START DATA SUPPLIED

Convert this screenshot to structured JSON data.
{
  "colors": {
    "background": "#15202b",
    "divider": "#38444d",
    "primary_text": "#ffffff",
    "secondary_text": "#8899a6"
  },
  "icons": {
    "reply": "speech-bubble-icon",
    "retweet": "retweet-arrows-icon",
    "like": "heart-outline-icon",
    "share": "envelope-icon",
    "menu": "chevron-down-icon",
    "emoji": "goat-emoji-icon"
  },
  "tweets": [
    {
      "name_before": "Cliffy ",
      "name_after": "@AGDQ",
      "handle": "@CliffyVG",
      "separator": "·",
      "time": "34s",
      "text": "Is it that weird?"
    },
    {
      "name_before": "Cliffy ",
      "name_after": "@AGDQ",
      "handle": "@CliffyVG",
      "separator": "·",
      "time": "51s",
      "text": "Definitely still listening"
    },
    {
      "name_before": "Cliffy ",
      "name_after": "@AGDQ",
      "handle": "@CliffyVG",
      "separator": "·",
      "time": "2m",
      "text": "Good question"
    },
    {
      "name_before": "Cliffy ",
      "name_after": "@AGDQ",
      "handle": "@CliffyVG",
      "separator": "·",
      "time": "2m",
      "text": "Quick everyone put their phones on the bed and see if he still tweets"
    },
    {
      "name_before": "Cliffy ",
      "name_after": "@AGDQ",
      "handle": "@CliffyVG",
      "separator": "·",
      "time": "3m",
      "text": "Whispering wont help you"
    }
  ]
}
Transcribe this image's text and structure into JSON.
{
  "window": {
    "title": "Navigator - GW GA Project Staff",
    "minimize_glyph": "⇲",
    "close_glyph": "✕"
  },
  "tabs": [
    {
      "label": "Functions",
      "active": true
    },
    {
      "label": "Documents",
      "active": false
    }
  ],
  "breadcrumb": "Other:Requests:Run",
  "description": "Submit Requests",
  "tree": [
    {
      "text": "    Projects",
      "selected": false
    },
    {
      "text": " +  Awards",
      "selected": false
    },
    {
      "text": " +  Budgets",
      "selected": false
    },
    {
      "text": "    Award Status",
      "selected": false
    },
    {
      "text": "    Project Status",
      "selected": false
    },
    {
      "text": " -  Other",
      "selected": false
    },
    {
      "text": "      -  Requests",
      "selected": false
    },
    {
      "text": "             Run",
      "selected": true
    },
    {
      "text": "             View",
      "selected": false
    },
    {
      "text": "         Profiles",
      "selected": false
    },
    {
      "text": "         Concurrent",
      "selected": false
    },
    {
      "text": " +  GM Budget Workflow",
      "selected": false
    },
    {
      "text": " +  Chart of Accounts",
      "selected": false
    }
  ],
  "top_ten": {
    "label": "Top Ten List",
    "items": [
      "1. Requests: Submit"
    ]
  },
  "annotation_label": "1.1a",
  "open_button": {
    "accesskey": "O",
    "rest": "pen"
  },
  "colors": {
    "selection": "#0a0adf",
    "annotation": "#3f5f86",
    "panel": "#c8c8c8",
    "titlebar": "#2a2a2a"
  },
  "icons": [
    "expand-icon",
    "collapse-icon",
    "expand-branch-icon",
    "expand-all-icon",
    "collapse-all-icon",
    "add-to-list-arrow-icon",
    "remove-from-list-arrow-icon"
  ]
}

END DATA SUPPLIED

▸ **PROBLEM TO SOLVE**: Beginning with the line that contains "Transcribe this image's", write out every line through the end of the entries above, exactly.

▸ **EXERCISE RESPONSE**:
Transcribe this image's text and structure into JSON.
{
  "window": {
    "title": "Navigator - GW GA Project Staff",
    "minimize_glyph": "⇲",
    "close_glyph": "✕"
  },
  "tabs": [
    {
      "label": "Functions",
      "active": true
    },
    {
      "label": "Documents",
      "active": false
    }
  ],
  "breadcrumb": "Other:Requests:Run",
  "description": "Submit Requests",
  "tree": [
    {
      "text": "    Projects",
      "selected": false
    },
    {
      "text": " +  Awards",
      "selected": false
    },
    {
      "text": " +  Budgets",
      "selected": false
    },
    {
      "text": "    Award Status",
      "selected": false
    },
    {
      "text": "    Project Status",
      "selected": false
    },
    {
      "text": " -  Other",
      "selected": false
    },
    {
      "text": "      -  Requests",
      "selected": false
    },
    {
      "text": "             Run",
      "selected": true
    },
    {
      "text": "             View",
      "selected": false
    },
    {
      "text": "         Profiles",
      "selected": false
    },
    {
      "text": "         Concurrent",
      "selected": false
    },
    {
      "text": " +  GM Budget Workflow",
      "selected": false
    },
    {
      "text": " +  Chart of Accounts",
      "selected": false
    }
  ],
  "top_ten": {
    "label": "Top Ten List",
    "items": [
      "1. Requests: Submit"
    ]
  },
  "annotation_label": "1.1a",
  "open_button": {
    "accesskey": "O",
    "rest": "pen"
  },
  "colors": {
    "selection": "#0a0adf",
    "annotation": "#3f5f86",
    "panel": "#c8c8c8",
    "titlebar": "#2a2a2a"
  },
  "icons": [
    "expand-icon",
    "collapse-icon",
    "expand-branch-icon",
    "expand-all-icon",
    "collapse-all-icon",
    "add-to-list-arrow-icon",
    "remove-from-list-arrow-icon"
  ]
}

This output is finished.